For a long time, I have not wanted to eat at McDonald’s. Don’t get me wrong–I’m not a McDonald’s snob–it’s something I still eat if it’s convenient or if I’m desparate for food (where else can you find a burger that can fill your tummy for two dollars?), but not something I’d go out of the way for (unless there’s twister fries). The reason? The menu has become boring.
If you’ve noticed, the McDonald’s menu was streamlined about two years ago. The Chicken McGrill burger is gone. So is the Sausage McGriddles on the breakfast menu, which I used to love once upon a time. Apart from the seasonal items, all that’s left are the usual staples. It’s not that they aren’t tasty, it’s just that I’ve been eating them since my secondary school days that there’s nothing exciting anymore. Sure, there are some things one can never get sick of (such as KFC’s 2 piece chicken meal for me), but McDonald’s burgers weren’t one of them.
Perhaps McDonald’s realised this as well, which is probably one of the reasons why they introduced ‘Create Your Taste’ in its Raffles City outlet back in late March 2015.
When I first heard of this concept, I thought it was a pretty lame attempt by McDonald’s and that it would never take of. After all, it seemed to go against everything that McDonald’s stood for–convenient, acceptable tasting food for a decent price. If I wanted to pay top dollar for a gourmet burger, there’s so many other places I could go, right?
Well, I was wrong. The concept was apparently well-received enough for them to expand it to several more outlets–including Ang Mo Kio, where I first stumbled across it back in November.
My (Accidental) Experience
I wasn’t planning to ever try Create Your Taste. But one night, while I was on the way home after working overtime, I decided to drop by Ang Mo Kio Central to grab my dinner before heading home. As it was rather late, I decided to enter McDonald’s, planning to buy a Quarter Pounder or something. Then, I saw that I could create my own burger there.
I’ve a penchant of trying new things, so without much hesitation, I ordered. The order process was pretty simple. You just have to tap on the ingredients you want, add your meal (if you want to), and make payment. The price? About S$13, twice the price of a typical McDonald’s meal, but acceptable for a gourmet burger.

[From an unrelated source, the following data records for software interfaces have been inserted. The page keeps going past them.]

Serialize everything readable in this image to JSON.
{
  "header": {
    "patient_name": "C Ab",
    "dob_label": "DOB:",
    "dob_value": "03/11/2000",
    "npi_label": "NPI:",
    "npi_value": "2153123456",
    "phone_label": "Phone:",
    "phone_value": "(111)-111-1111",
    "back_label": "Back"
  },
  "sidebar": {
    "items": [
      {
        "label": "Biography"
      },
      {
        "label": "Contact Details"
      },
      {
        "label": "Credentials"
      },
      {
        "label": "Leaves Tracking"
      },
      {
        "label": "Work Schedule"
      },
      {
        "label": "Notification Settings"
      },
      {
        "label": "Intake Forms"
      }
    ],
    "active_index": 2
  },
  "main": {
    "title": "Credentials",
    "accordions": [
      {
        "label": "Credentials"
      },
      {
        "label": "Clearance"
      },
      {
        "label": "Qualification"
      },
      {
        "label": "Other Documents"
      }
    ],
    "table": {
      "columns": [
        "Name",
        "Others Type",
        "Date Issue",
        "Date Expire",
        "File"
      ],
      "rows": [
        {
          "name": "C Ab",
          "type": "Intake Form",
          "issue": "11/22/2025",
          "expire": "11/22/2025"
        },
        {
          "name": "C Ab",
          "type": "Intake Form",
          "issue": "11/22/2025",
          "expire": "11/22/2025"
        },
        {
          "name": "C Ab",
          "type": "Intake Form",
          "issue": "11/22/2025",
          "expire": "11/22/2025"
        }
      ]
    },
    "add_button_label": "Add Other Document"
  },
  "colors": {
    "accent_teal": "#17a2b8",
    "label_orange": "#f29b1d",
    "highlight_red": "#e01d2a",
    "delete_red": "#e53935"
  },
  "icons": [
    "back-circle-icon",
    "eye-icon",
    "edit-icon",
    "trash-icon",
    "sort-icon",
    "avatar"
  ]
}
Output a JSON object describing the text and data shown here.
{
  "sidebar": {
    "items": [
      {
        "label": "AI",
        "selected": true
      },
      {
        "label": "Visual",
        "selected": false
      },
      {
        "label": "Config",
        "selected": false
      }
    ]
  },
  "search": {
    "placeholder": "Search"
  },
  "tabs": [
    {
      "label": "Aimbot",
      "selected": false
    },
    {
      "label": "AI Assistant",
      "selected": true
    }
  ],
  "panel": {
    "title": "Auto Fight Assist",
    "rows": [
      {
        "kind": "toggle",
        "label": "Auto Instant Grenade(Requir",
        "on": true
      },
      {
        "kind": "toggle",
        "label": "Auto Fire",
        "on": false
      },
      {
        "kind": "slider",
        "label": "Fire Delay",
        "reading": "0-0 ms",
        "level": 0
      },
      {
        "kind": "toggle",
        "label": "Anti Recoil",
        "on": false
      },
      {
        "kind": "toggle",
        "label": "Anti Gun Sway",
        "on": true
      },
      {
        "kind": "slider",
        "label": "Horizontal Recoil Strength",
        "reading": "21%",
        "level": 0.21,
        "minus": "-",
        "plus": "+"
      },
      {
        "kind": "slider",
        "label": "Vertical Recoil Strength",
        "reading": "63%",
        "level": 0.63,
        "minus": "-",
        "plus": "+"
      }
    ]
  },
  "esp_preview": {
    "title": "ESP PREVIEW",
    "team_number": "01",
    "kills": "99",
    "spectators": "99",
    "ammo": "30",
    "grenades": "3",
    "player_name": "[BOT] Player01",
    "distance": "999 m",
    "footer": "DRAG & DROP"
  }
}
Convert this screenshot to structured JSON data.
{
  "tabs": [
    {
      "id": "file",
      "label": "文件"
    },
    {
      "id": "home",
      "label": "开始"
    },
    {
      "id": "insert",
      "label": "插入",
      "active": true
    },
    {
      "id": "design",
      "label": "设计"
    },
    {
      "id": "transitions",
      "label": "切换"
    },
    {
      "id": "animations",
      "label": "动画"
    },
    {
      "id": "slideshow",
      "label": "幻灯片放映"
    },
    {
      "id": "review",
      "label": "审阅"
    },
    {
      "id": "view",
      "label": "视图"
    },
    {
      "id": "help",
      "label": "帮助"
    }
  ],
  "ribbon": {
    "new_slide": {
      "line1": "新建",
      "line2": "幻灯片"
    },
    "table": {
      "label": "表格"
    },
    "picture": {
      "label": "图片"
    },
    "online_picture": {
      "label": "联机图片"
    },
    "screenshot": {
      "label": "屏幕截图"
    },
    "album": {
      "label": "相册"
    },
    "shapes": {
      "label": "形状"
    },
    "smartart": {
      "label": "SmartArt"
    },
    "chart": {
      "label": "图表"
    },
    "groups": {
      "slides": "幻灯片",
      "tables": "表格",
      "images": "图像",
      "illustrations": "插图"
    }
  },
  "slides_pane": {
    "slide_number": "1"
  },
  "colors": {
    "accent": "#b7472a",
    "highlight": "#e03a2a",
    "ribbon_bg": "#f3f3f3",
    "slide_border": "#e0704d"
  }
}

The waiting time was about five to ten minutes–long for a fast food restaurant, but pretty reasonable otherwise.
As I ordered it to-go, I only managed to consume it about thirty minutes later. When you order it to-go, the burger is placed in a paper box that’s rather refined-looking, much unlike the typical paper box your McSpicy or Fillet-O-Fish comes in. The top bun is placed separately from the ingredients, the patty and the bottom bun, as an added presentational touch.
Immediately after opening the box, the smell of mushrooms (which I had added as an extra for 60 cents) filled the air. I bit in. I was hooked.
I’m lovin’ it.
Since then, I’ve been coming back to McDonald’s every one or two weeks to mix-and-match. My latest visit was just yesterday and dine-in, because there was an added incentive: twister fries!
When you eat-in, the experience is even better. Your burger gets served right to your table, on a wooden platter. The burger looks springy, unlike the squished mess you often find in fast-food restaurants.
The Angus beef patty is the same as the one found in the quarter pounder, and is probably the best beef patty that McDonald’s serves. You can replace the classic Kraft cheese with another kind of cheese, such as Swiss cheese, for no extra charge. I love onions, and McDonald’s allows you to put both caramelised onions and red onion rings on the burger for free.
With the numerous permutations available, there’s always something new you can try.
Remember me mentioning earlier that I thought this concept went against what McDonald’s stood for? Well, on hindsight, I realised that it fits in with the entire McDonald’s concept. It is convenient–the concept is now available at many McDonald’s outlets, and the ordering process is really easy. The Angus beef patty, together with the fine selection of quality ingredients, made for a savoury burger and I think most would find the price acceptable for the convenience and quality.
Chicken or fish, perhaps?
Perhaps the only Achilles’ heel of this burger is that you’re restricted to only a beef patty right now. Not everyone eats beef, so it would be nice if McDonald’s could look into widening the patty selection. A McSpicy version, with varying levels of spiciness, would probably be a bestseller.